While politics might always be an issue that is carefully tiptoed around when it comes to a casual conversation; one thing that a majority of reasonable people on both sides of the aisle agree on is that the education system in our country is extremely important for the betterment of society as a whole.
However, with funding for education being slashed across the country, often public school districts must find creative ways to invest the smaller and smaller amount of funding they have to properly provide for its students. So, having graduated from the Texas public school system back in the year 2016, I felt that it was my responsibility, nay, my duty, to report on the groundbreaking and clever use of funds that my hometown’s school district has done in order to make for a focused and effective education system.
I hail from the great state of Texas, in a suburb called Frisco forty-five minutes north of Dallas. Originally nothing more than farmland and a train station, Frisco has rapidly expanded within the last twenty years, turning wide open fields as well as “Mom and Pop” restaurants into superstores, corporate coffee shops, and apartment complexes of exponentially increasing height.
As most of the new residences of Frisco are commuters on their way to and from their offices in Dallas, Frisco faced a problem of a huge influx of kids in desperate need of a place to go to school. Only one high school was clearly not enough for the ever-growing number of students (as of the beginning of this fall semester, Frisco Independent School District has over 62,000 students enrolled in their schools). So began the rapid construction of schools across the city, currently sitting at ten high schools for the sixty-two square mile city of Frisco.
If you’ve had the pleasure of attending an American public high school, this following paragraph might hit close to home. Because even though I’m from one of the more well-off places to grow up in the country, underpaid staff, outdated textbooks and many other problems still plagued my high school experience while my football program thrived.
While I can be thankful and say there was never a time in going to school at Frisco I ever felt unsafe or in danger, the school district’s use of funding shows an alarming amount of misplaced goals for the district, especially once a large financial decision was made in 2016.
While Dallas doesn’t boast glitzy tourist destinations, our consistently underperforming football team is one of the most recognizable in the world. So when their owner Jerry Jones announced the plans for a new and improved practice facility, the talk in Dallas was centered around where the facility would set up shop. As Frisco was putting the finishing touches on their recent eighth high school in town, the venues available for Friday night football suddenly were not enough, and school district execs began making talks with Jones to see if they could use the practice facility for high school football games and graduations.
A deal between FISD, the Cowboys, and Nike was made, and to fulfill their end of the bargain, “Frisco ISD contributed $30 million toward the construction of ‘The Star,’ a joint effort among the Cowboys, the district and the city.” With this deal, FISD would be able to have their logo on certain parts of the stadium, as well as the occasional use of the facility for a UIL event. Making a deal with the Cowboys also meant a deal with Nike, which meant for mandatory Nike sponsored uniforms for all of the district’s football teams, but “ironically, the Nike deal does not include shoes. Frisco ISD requires students to provide their own.“

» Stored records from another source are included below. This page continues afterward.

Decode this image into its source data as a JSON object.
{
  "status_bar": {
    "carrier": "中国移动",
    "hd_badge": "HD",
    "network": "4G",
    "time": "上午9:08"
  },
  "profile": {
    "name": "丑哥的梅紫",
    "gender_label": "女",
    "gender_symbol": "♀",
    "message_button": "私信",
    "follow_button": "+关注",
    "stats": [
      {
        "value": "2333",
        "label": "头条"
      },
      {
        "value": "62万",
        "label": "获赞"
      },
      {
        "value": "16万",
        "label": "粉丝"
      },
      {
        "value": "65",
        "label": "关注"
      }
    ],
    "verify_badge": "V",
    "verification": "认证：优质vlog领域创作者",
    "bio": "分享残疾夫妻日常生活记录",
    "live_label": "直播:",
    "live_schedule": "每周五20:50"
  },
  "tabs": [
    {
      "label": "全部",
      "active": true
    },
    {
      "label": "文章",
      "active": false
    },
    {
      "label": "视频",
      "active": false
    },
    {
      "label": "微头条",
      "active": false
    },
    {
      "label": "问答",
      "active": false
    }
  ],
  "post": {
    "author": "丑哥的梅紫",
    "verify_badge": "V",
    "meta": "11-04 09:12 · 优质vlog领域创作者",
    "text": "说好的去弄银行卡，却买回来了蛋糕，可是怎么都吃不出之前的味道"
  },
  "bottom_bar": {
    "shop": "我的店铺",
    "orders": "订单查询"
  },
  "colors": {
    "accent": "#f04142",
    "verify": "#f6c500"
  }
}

I can already hear the corporate apologist’s counter-arguments; “I don’t see the issue here, the district is able to do events at a state of the art facility and the teams get new uniforms out of it.” Well to that my dear reader I ask a follow up question: Why is my former school district spending over four million hours worth of minimum wage on an event venue when there are art programs in its schools that had not seen a boost in funding in multiple years? Why are there non-functional bathrooms in schools when the school district clearly has the money to fix them? Why did I spend my high school career looking at sponsored advertisements from companies that paid my district for my eyes and attention to their product?
I know I’m ranting. But the questions still stand. Why do school districts across the country claim to not have the funding to properly have their schools function to their best ability while making outrageously expensive deals with massive companies and corporations? To this, my dear reader, I can only leave you the question. Because as to why school districts across the country are misusing their funds and keeping young students from reaching their full potential is beyond the comprehension of this frustrated writer.